Heading to the beach, lake, or pool with your little one? As a parent, these sunny experiences and adventures are just a few of the amazing memories you’ll create together. However, the sun’s rays can cause some serious damage to your baby’s delicate skin if not protected with an SPF.
If you’re new to the topic of baby sunscreen, you may be surprised to learn that not all sunscreen is safe for babies. Their sensitive skin is more likely to experience irritation than ours, especially when exposed to harsh chemicals. Not to worry — we’re going over everything you need to know about sun protection for babies!
What age can you start using sunscreen on your baby?
Although you may want to take your baby out in the sun to have some fun, you shouldn’t apply sunscreen on a baby before they turn 6 months old. One of the reasons for this is their highly sensitive skin. Since sunscreen contains chemicals that help block UV rays, delicate baby skin can experience irritation and reactions to the ingredients.
Another reason why sunscreen shouldn’t be used on babies less than 6 months old is because their skin barrier isn’t as strong. A weak skin barrier has a difficult time keeping chemicals out, while slightly older babies, children, and adults can handle those harsher ingredients.
Putting sunscreen on a young baby or newborn could also interfere with their skin microbiome development. When the skin microbiome doesn’t have the chance to develop in a healthy, natural way, it can lead to long-term health complications, weakened immune responses, and allergies.
What kind of sunscreen should you use on a baby?
Now that your baby has turned at least 6 months old, you may be wondering which sunscreen works best for their skin. At this age, their skin will still be delicate and sensitive. As such, parents should keep these tips in mind to choose the best sunscreen for their little one:
- Look for a broad-spectrum sunscreen with an SPF of 30 or up. The more SPF, the better protected they’ll be!
- Certain sunscreens can irritate your little one’s eyes and skin, even after they’ve turned 6 months or older. To prevent this, find a sunscreen that contains zinc oxide or titanium dioxide.
- Read reviews thoroughly before settling on a sunscreen for your baby.
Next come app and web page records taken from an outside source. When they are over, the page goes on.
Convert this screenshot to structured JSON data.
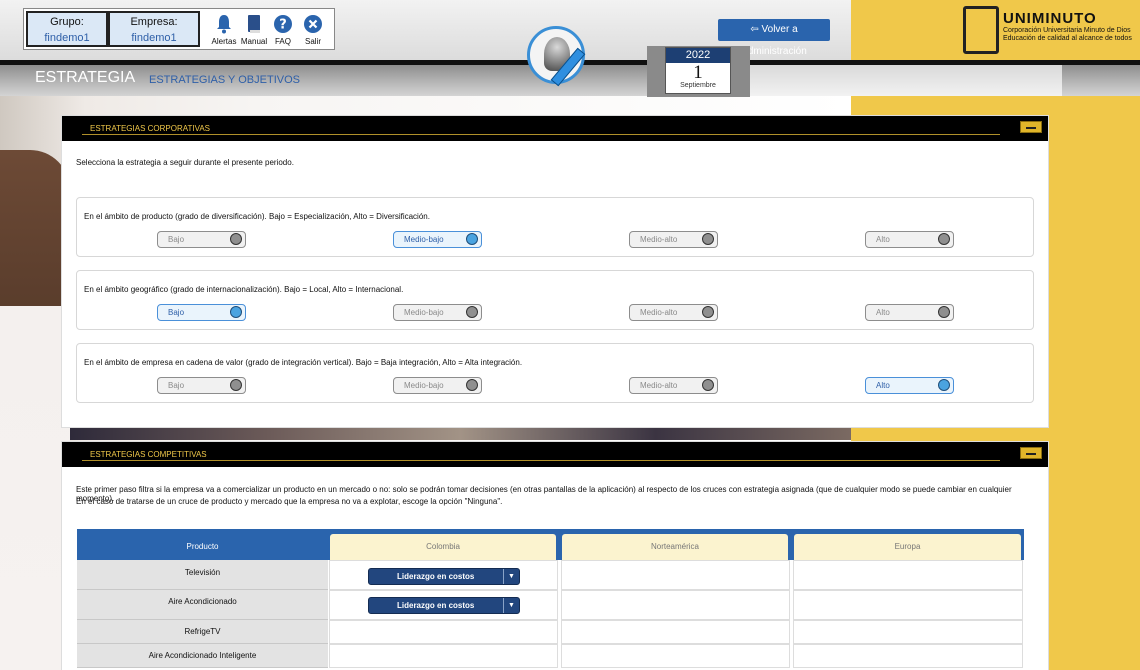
{
  "header": {
    "group_label": "Grupo:",
    "group_value": "findemo1",
    "company_label": "Empresa:",
    "company_value": "findemo1",
    "icons": [
      {
        "name": "bell-icon",
        "label": "Alertas"
      },
      {
        "name": "book-icon",
        "label": "Manual"
      },
      {
        "name": "question-icon",
        "label": "FAQ"
      },
      {
        "name": "close-icon",
        "label": "Salir"
      }
    ],
    "back_button": "Volver a Administración",
    "calendar": {
      "year": "2022",
      "day": "1",
      "month": "Septiembre"
    },
    "university": {
      "name": "UNIMINUTO",
      "line1": "Corporación Universitaria Minuto de Dios",
      "line2": "Educación de calidad al alcance de todos"
    }
  },
  "section": {
    "title": "ESTRATEGIA",
    "subtitle": "ESTRATEGIAS Y OBJETIVOS"
  },
  "corporate": {
    "title": "ESTRATEGIAS CORPORATIVAS",
    "intro": "Selecciona la estrategia a seguir durante el presente periodo.",
    "questions": [
      {
        "text": "En el ámbito de producto (grado de diversificación). Bajo = Especialización, Alto = Diversificación.",
        "options": [
          "Bajo",
          "Medio-bajo",
          "Medio-alto",
          "Alto"
        ],
        "selected": 1
      },
      {
        "text": "En el ámbito geográfico (grado de internacionalización). Bajo = Local, Alto = Internacional.",
        "options": [
          "Bajo",
          "Medio-bajo",
          "Medio-alto",
          "Alto"
        ],
        "selected": 0
      },
      {
        "text": "En el ámbito de empresa en cadena de valor (grado de integración vertical). Bajo = Baja integración, Alto = Alta integración.",
        "options": [
          "Bajo",
          "Medio-bajo",
          "Medio-alto",
          "Alto"
        ],
        "selected": 3
      }
    ]
  },
  "competitive": {
    "title": "ESTRATEGIAS COMPETITIVAS",
    "intro1": "Este primer paso filtra si la empresa va a comercializar un producto en un mercado o no: solo se podrán tomar decisiones (en otras pantallas de la aplicación) al respecto de los cruces con estrategia asignada (que de cualquier modo se puede cambiar en cualquier momento).",
    "intro2": "En el caso de tratarse de un cruce de producto y mercado que la empresa no va a explotar, escoge la opción \"Ninguna\".",
    "table": {
      "product_header": "Producto",
      "markets": [
        "Colombia",
        "Norteamérica",
        "Europa"
      ],
      "rows": [
        {
          "product": "Televisión",
          "cells": [
            "Liderazgo en costos",
            "",
            ""
          ]
        },
        {
          "product": "Aire Acondicionado",
          "cells": [
            "Liderazgo en costos",
            "",
            ""
          ]
        },
        {
          "product": "RefrigeTV",
          "cells": [
            "",
            "",
            ""
          ]
        },
        {
          "product": "Aire Acondicionado Inteligente",
          "cells": [
            "",
            "",
            ""
          ]
        }
      ]
    }
  }
}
Even sunscreens that are marketed towards babies can cause irritation. Lastly, be sure to take a look at the ingredient list to check for unnecessary, harsh chemicals in the formula.
How to apply sunscreen on a baby
Ready to have fun in the sun? When you’re applying sunscreen on a baby, don’t be afraid to lay it on thick. Apply plenty of the sun cream on their skin, using thick layers for maximum protection. Cover every inch of their exposed skin for maximum protection. Be sure to reapply every two hours or after they’ve been in the ocean, lake, or pool since water can wash away the sunscreen on their skin.
Even when you’re using SPF, it’s best to take further measures to prevent your baby from getting too much sun. For example, you may want to dress them in a hat, sun shirt, and other protective clothing. If you’re going to the beach, bring an umbrella and let them sit in the shade.
Remember, sun protection isn’t only important when you’re hitting the beach. Babies can get burned after spending time outside in the winter months, too! No matter what time of year it is, be sure to take steps to protect their skin when venturing outside.
What should you do if your baby is too young for sunscreen?
If your little one has yet to celebrate their 6 month birthday, use protective clothing and an umbrella to shield them from rays. Another idea is to keep a towel in your diaper bag to drape over them when needed. You’ll also want to limit their time outside in the sun as much as possible.